CAIRO: Abdul Ghaffar Shukr, vice president of Egypt’s state-run rights watchdog National Council for Human Rights, said the council is prepared to stand in solidarity with the April 6 Youth Movement regarding a court ruling to ban the movement’s activities, if the movement requests their assistance, Youm7 reported Thursday.
“I am against banning citizens’ rights to participate in political activities through legal organizations,” Shukr said in a statement.
He also said organizing civil groups or entities is a valuable gain of the January 25 Revolution, adding that the National Council for Human Rights supports implementing the articles of the constitution and rejects the banning of civil rights granted under law.
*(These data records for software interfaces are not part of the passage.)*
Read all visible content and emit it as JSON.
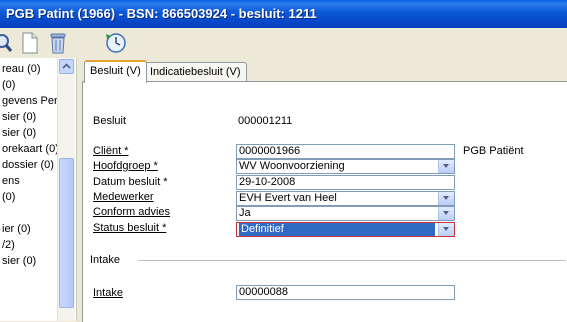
{
  "window": {
    "title": "PGB Patint (1966) - BSN: 866503924 - besluit: 1211"
  },
  "toolbar": {
    "icons": [
      "search-icon",
      "document-icon",
      "trash-icon",
      "refresh-clock-icon"
    ]
  },
  "tree": {
    "items": [
      "reau (0)",
      "(0)",
      "gevens Pers",
      "sier (0)",
      "sier (0)",
      "orekaart (0)",
      "dossier (0)",
      "ens",
      "(0)",
      "",
      "ier (0)",
      "/2)",
      "sier (0)"
    ]
  },
  "tabs": [
    {
      "label": "Besluit (V)",
      "active": true
    },
    {
      "label": "Indicatiebesluit (V)",
      "active": false
    }
  ],
  "form": {
    "besluit_label": "Besluit",
    "besluit_value": "000001211",
    "client_label": "Cliënt *",
    "client_value": "0000001966",
    "client_name": "PGB Patiënt",
    "hoofdgroep_label": "Hoofdgroep *",
    "hoofdgroep_value": "WV Woonvoorziening",
    "datum_label": "Datum besluit *",
    "datum_value": "29-10-2008",
    "medewerker_label": "Medewerker",
    "medewerker_value": "EVH Evert van Heel",
    "conform_label": "Conform advies",
    "conform_value": "Ja",
    "status_label": "Status besluit *",
    "status_value": "Definitief",
    "intake_section": "Intake",
    "intake_label": "Intake",
    "intake_value": "00000088"
  }
}
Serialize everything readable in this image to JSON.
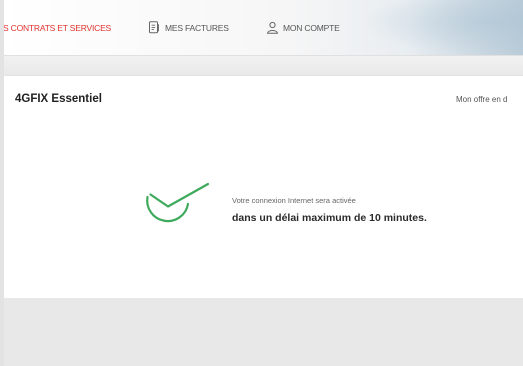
{
  "nav": {
    "contrats_label": "S CONTRATS ET SERVICES",
    "factures_label": "MES FACTURES",
    "compte_label": "MON COMPTE"
  },
  "card": {
    "title": "4GFIX Essentiel",
    "offer_link": "Mon offre en d",
    "message_line1": "Votre connexion Internet sera activée",
    "message_line2": "dans un délai maximum de 10 minutes."
  },
  "colors": {
    "accent_red": "#e1312d",
    "success_green": "#3daa5c"
  },
  "icons": {
    "factures": "invoice-icon",
    "compte": "user-icon",
    "status": "check-icon"
  }
}
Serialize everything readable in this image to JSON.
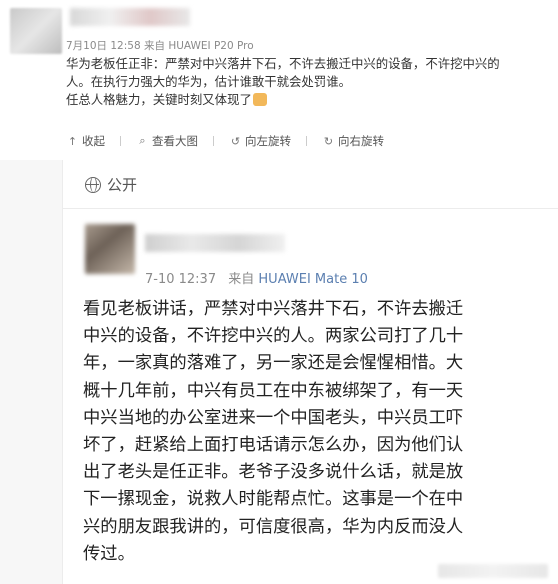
{
  "post": {
    "meta": "7月10日 12:58 来自 HUAWEI P20 Pro",
    "text_lines": [
      "华为老板任正非：严禁对中兴落井下石，不许去搬迁中兴的设备，不许挖中兴的",
      "人。在执行力强大的华为，估计谁敢干就会处罚谁。",
      "任总人格魅力，关键时刻又体现了"
    ],
    "emoji_icon": "thumbs-up-icon"
  },
  "actions": [
    {
      "icon": "favorite-icon",
      "glyph": "↑",
      "label": "收起"
    },
    {
      "icon": "zoom-icon",
      "glyph": "⌕",
      "label": "查看大图"
    },
    {
      "icon": "rotate-left-icon",
      "glyph": "↺",
      "label": "向左旋转"
    },
    {
      "icon": "rotate-right-icon",
      "glyph": "↻",
      "label": "向右旋转"
    }
  ],
  "screenshot": {
    "visibility": "公开",
    "visibility_icon": "globe-icon",
    "time": "7-10 12:37",
    "source_prefix": "来自",
    "device": "HUAWEI Mate 10",
    "text_lines": [
      "看见老板讲话，严禁对中兴落井下石，不许去搬迁",
      "中兴的设备，不许挖中兴的人。两家公司打了几十",
      "年，一家真的落难了，另一家还是会惺惺相惜。大",
      "概十几年前，中兴有员工在中东被绑架了，有一天",
      "中兴当地的办公室进来一个中国老头，中兴员工吓",
      "坏了，赶紧给上面打电话请示怎么办，因为他们认",
      "出了老头是任正非。老爷子没多说什么话，就是放",
      "下一摞现金，说救人时能帮点忙。这事是一个在中",
      "兴的朋友跟我讲的，可信度很高，华为内反而没人",
      "传过。"
    ]
  },
  "colors": {
    "meta_gray": "#8a8a8a",
    "device_blue": "#5b7fb0",
    "text_dark": "#222222"
  }
}
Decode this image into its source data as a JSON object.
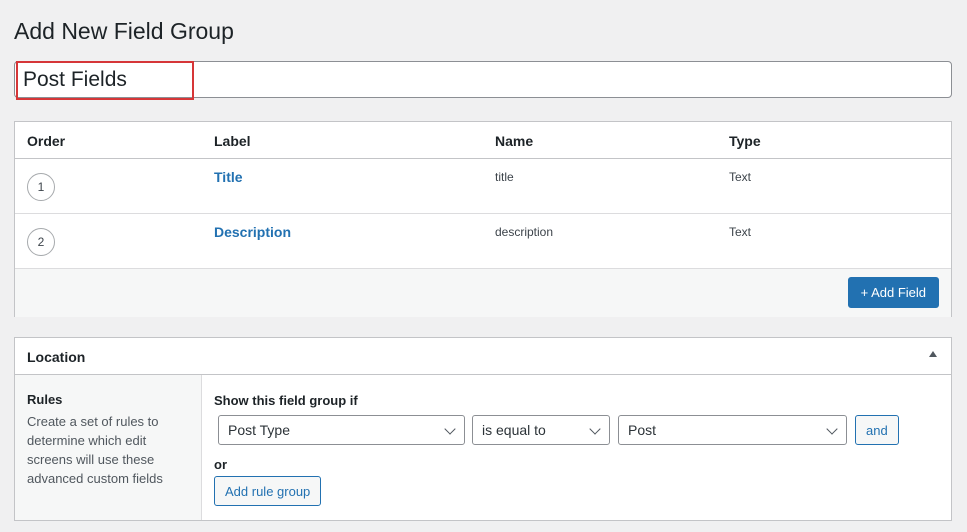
{
  "page": {
    "title": "Add New Field Group"
  },
  "title_input": {
    "value": "Post Fields"
  },
  "fields": {
    "columns": [
      "Order",
      "Label",
      "Name",
      "Type"
    ],
    "rows": [
      {
        "order": "1",
        "label": "Title",
        "name": "title",
        "type": "Text"
      },
      {
        "order": "2",
        "label": "Description",
        "name": "description",
        "type": "Text"
      }
    ],
    "add_button": "+ Add Field"
  },
  "location": {
    "title": "Location",
    "rules_title": "Rules",
    "rules_desc": "Create a set of rules to determine which edit screens will use these advanced custom fields",
    "show_label": "Show this field group if",
    "param_select": "Post Type",
    "operator_select": "is equal to",
    "value_select": "Post",
    "and_button": "and",
    "or_label": "or",
    "add_group_button": "Add rule group"
  },
  "colors": {
    "accent": "#2271b1",
    "highlight": "#d63638"
  }
}
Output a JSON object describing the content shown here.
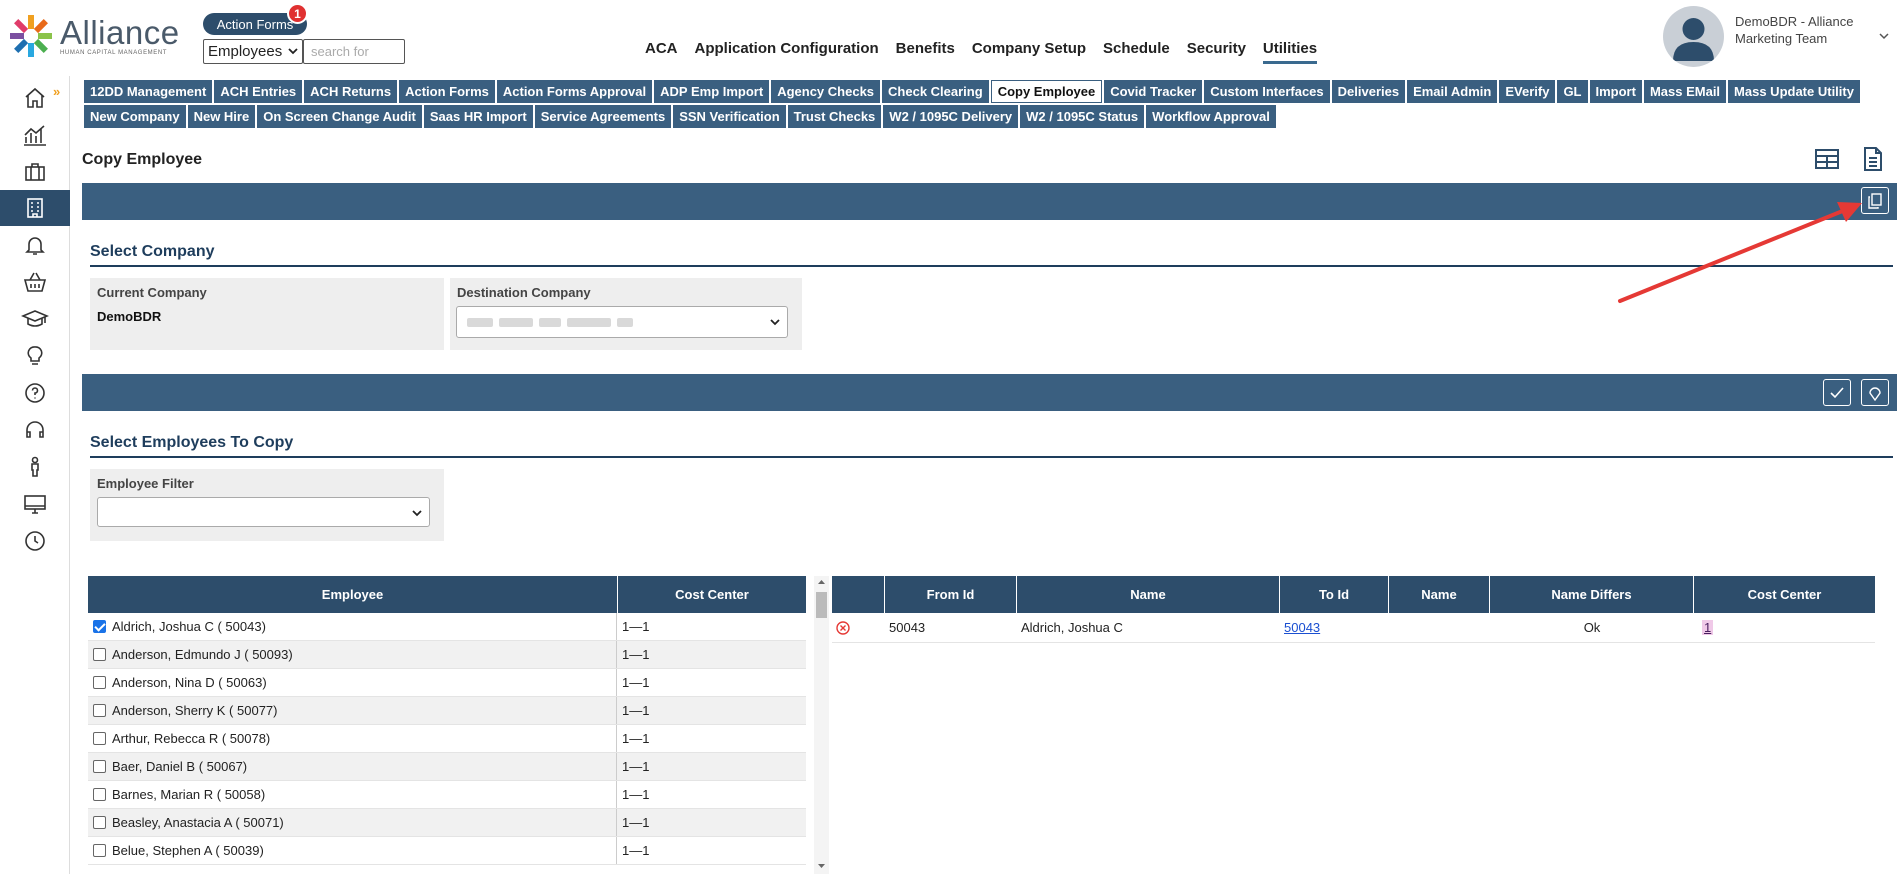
{
  "brand": {
    "name": "Alliance",
    "tagline": "HUMAN CAPITAL MANAGEMENT"
  },
  "header": {
    "action_forms_label": "Action Forms",
    "action_forms_badge": "1",
    "employee_select_value": "Employees",
    "search_placeholder": "search for",
    "nav": [
      "ACA",
      "Application Configuration",
      "Benefits",
      "Company Setup",
      "Schedule",
      "Security",
      "Utilities"
    ],
    "active_nav": "Utilities",
    "user_name": "DemoBDR - Alliance Marketing Team"
  },
  "sidebar": {
    "icons": [
      "home-icon",
      "analytics-icon",
      "briefcase-icon",
      "building-icon",
      "bell-icon",
      "basket-icon",
      "graduation-cap-icon",
      "lightbulb-icon",
      "help-icon",
      "headset-icon",
      "person-icon",
      "monitor-icon",
      "clock-icon"
    ],
    "active": "building-icon"
  },
  "tabs": {
    "row1": [
      "12DD Management",
      "ACH Entries",
      "ACH Returns",
      "Action Forms",
      "Action Forms Approval",
      "ADP Emp Import",
      "Agency Checks",
      "Check Clearing",
      "Copy Employee",
      "Covid Tracker",
      "Custom Interfaces",
      "Deliveries",
      "Email Admin",
      "EVerify",
      "GL",
      "Import",
      "Mass EMail",
      "Mass Update Utility"
    ],
    "row2": [
      "New Company",
      "New Hire",
      "On Screen Change Audit",
      "Saas HR Import",
      "Service Agreements",
      "SSN Verification",
      "Trust Checks",
      "W2 / 1095C Delivery",
      "W2 / 1095C Status",
      "Workflow Approval"
    ],
    "active": "Copy Employee"
  },
  "page": {
    "title": "Copy Employee",
    "select_company": {
      "title": "Select Company",
      "current_label": "Current Company",
      "current_value": "DemoBDR",
      "destination_label": "Destination Company"
    },
    "select_employees": {
      "title": "Select Employees To Copy",
      "filter_label": "Employee Filter",
      "filter_value": ""
    }
  },
  "employees_table": {
    "headers": [
      "Employee",
      "Cost Center"
    ],
    "rows": [
      {
        "name": "Aldrich, Joshua C ( 50043)",
        "cost_center": "1—1",
        "checked": true
      },
      {
        "name": "Anderson, Edmundo J ( 50093)",
        "cost_center": "1—1",
        "checked": false
      },
      {
        "name": "Anderson, Nina D ( 50063)",
        "cost_center": "1—1",
        "checked": false
      },
      {
        "name": "Anderson, Sherry K ( 50077)",
        "cost_center": "1—1",
        "checked": false
      },
      {
        "name": "Arthur, Rebecca R ( 50078)",
        "cost_center": "1—1",
        "checked": false
      },
      {
        "name": "Baer, Daniel B ( 50067)",
        "cost_center": "1—1",
        "checked": false
      },
      {
        "name": "Barnes, Marian R ( 50058)",
        "cost_center": "1—1",
        "checked": false
      },
      {
        "name": "Beasley, Anastacia A ( 50071)",
        "cost_center": "1—1",
        "checked": false
      },
      {
        "name": "Belue, Stephen A ( 50039)",
        "cost_center": "1—1",
        "checked": false
      }
    ]
  },
  "copy_table": {
    "headers": [
      "",
      "From Id",
      "Name",
      "To Id",
      "Name",
      "Name Differs",
      "Cost Center"
    ],
    "rows": [
      {
        "from_id": "50043",
        "name": "Aldrich, Joshua C",
        "to_id": "50043",
        "to_name": "",
        "name_differs": "Ok",
        "cost_center": "1"
      }
    ]
  },
  "colors": {
    "primary": "#2d4d6b",
    "bar": "#3a5f80",
    "accent": "#f0a020",
    "badge": "#e03131",
    "arrow": "#e53935"
  }
}
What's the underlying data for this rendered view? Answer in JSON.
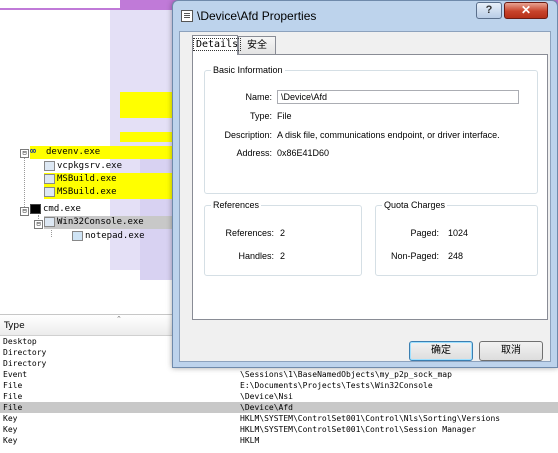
{
  "process_tree": {
    "items": [
      {
        "label": "devenv.exe",
        "highlight": "yellow"
      },
      {
        "label": "vcpkgsrv.exe",
        "highlight": "none"
      },
      {
        "label": "MSBuild.exe",
        "highlight": "yellow"
      },
      {
        "label": "MSBuild.exe",
        "highlight": "yellow"
      },
      {
        "label": "cmd.exe",
        "highlight": "none"
      },
      {
        "label": "Win32Console.exe",
        "highlight": "gray"
      },
      {
        "label": "notepad.exe",
        "highlight": "none"
      }
    ],
    "expander_symbol": "⊟"
  },
  "handles": {
    "column_type": "Type",
    "rows": [
      {
        "type": "Desktop",
        "name": ""
      },
      {
        "type": "Directory",
        "name": ""
      },
      {
        "type": "Directory",
        "name": ""
      },
      {
        "type": "Event",
        "name": "\\Sessions\\1\\BaseNamedObjects\\my_p2p_sock_map"
      },
      {
        "type": "File",
        "name": "E:\\Documents\\Projects\\Tests\\Win32Console"
      },
      {
        "type": "File",
        "name": "\\Device\\Nsi"
      },
      {
        "type": "File",
        "name": "\\Device\\Afd",
        "selected": true
      },
      {
        "type": "Key",
        "name": "HKLM\\SYSTEM\\ControlSet001\\Control\\Nls\\Sorting\\Versions"
      },
      {
        "type": "Key",
        "name": "HKLM\\SYSTEM\\ControlSet001\\Control\\Session Manager"
      },
      {
        "type": "Key",
        "name": "HKLM"
      }
    ]
  },
  "dialog": {
    "title": "\\Device\\Afd Properties",
    "help_label": "?",
    "close_label": "✕",
    "tabs": [
      {
        "label": "Details",
        "active": true
      },
      {
        "label": "安全",
        "active": false
      }
    ],
    "basic": {
      "title": "Basic Information",
      "name_label": "Name:",
      "name_value": "\\Device\\Afd",
      "type_label": "Type:",
      "type_value": "File",
      "desc_label": "Description:",
      "desc_value": "A disk file, communications endpoint, or driver interface.",
      "addr_label": "Address:",
      "addr_value": "0x86E41D60"
    },
    "references": {
      "title": "References",
      "refs_label": "References:",
      "refs_value": "2",
      "handles_label": "Handles:",
      "handles_value": "2"
    },
    "quota": {
      "title": "Quota Charges",
      "paged_label": "Paged:",
      "paged_value": "1024",
      "nonpaged_label": "Non-Paged:",
      "nonpaged_value": "248"
    },
    "ok_label": "确定",
    "cancel_label": "取消"
  }
}
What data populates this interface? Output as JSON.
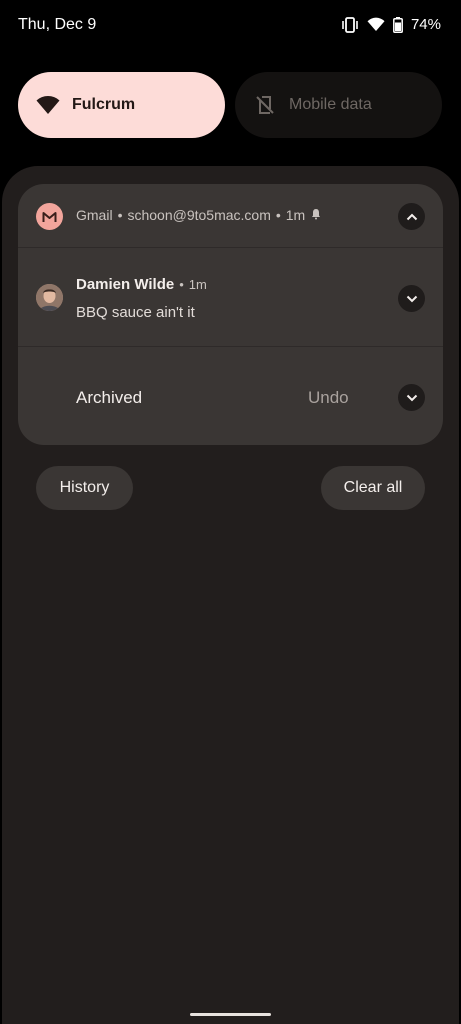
{
  "status_bar": {
    "date": "Thu, Dec 9",
    "battery": "74%",
    "icons": [
      "vibrate-icon",
      "wifi-icon",
      "battery-icon"
    ]
  },
  "quick_settings": {
    "wifi": {
      "label": "Fulcrum",
      "icon": "wifi-icon",
      "active": true
    },
    "mobile_data": {
      "label": "Mobile data",
      "icon": "mobile-data-off-icon",
      "active": false
    }
  },
  "notification": {
    "app_name": "Gmail",
    "account": "schoon@9to5mac.com",
    "time": "1m",
    "separator": "•",
    "message": {
      "sender": "Damien Wilde",
      "time": "1m",
      "text": "BBQ sauce ain't it"
    },
    "archived_label": "Archived",
    "undo_label": "Undo"
  },
  "actions": {
    "history": "History",
    "clear_all": "Clear all"
  },
  "colors": {
    "tile_active": "#fddcd8",
    "shade_bg": "#221e1d",
    "card_bg": "#3a3634",
    "gmail_accent": "#f2a59c"
  }
}
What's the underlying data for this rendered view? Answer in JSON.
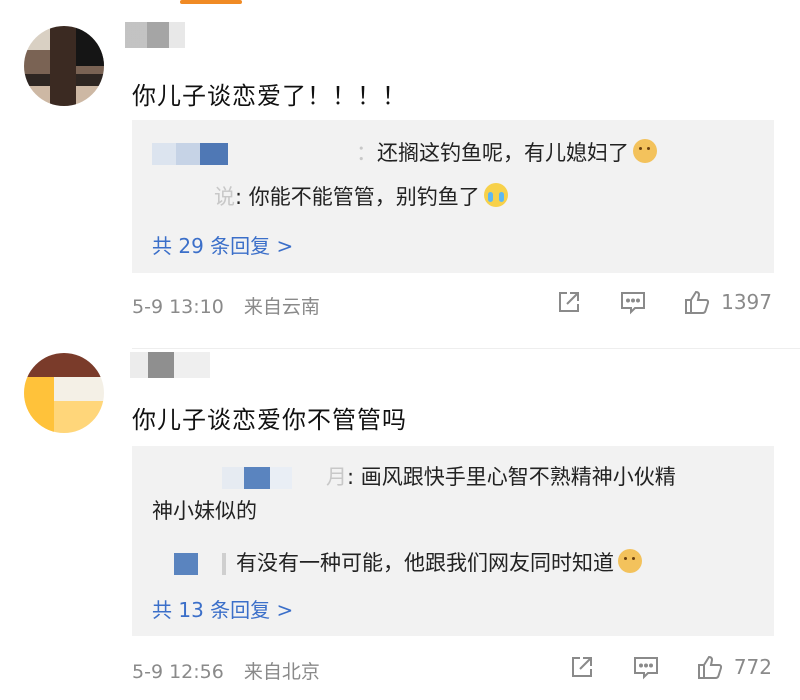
{
  "comments": [
    {
      "text": "你儿子谈恋爱了！！！！",
      "replies": [
        {
          "name_tail": "：",
          "text": "还搁这钓鱼呢，有儿媳妇了",
          "emoji": "doge-emoji"
        },
        {
          "name_tail": "说",
          "text": ": 你能不能管管，别钓鱼了",
          "emoji": "crying-emoji"
        }
      ],
      "more_replies": "共 29 条回复 >",
      "date": "5-9 13:10",
      "location": "来自云南",
      "likes": "1397"
    },
    {
      "text": "你儿子谈恋爱你不管管吗",
      "replies": [
        {
          "name_tail": "月",
          "text": ": 画风跟快手里心智不熟精神小伙精",
          "text2": "神小妹似的"
        },
        {
          "name_tail": "",
          "text": "有没有一种可能，他跟我们网友同时知道",
          "emoji": "doge-emoji"
        }
      ],
      "more_replies": "共 13 条回复 >",
      "date": "5-9 12:56",
      "location": "来自北京",
      "likes": "772"
    }
  ],
  "icons": {
    "share": "share-icon",
    "comment": "comment-icon",
    "like": "thumbs-up-icon"
  },
  "colors": {
    "accent": "#f08a24",
    "link": "#3b6fc9",
    "reply_bg": "#f2f2f2"
  }
}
All activities of the April 6 Youth Movement have been banned by a decision of the Abdeen Court for Urgent Matters on April 28, charging the group with espionage and defamation of the state.
Members of the April 6 Youth Movement announced on April 29 in a press conference that they will appeal against the ruling, Youm7 reported.
Human Rights Watch stated on its website on April 30 that it condemns the court ban on Egypt’s leading pro-democracy movement as a violation of freedom of association.
The international organization described the court’s ban as a violation of citizen rights, peaceful assembly, and free expression. It also urged authorities to overturn the ruling in court.
“Banning political dissent won’t make it go away,” said Joe Stork, deputy director of Human Rights Watch’s Middle East and North Africa division. “A judge’s gavel can’t turn back the clock to before 2011.”
Hundreds of April 6 Youth Movement members protested in front of the Press Syndicate on April 30 against the ruling, and against Egypt’s protest law, according to the movement’s Facebook page.
Ahmed Maher and Mohamed Adel, founders of the movement, were sentenced to three years in jail and fined 50,000 EGP for violating the protest law and assaulting police officers in November 2013 in front of Abdeen Court.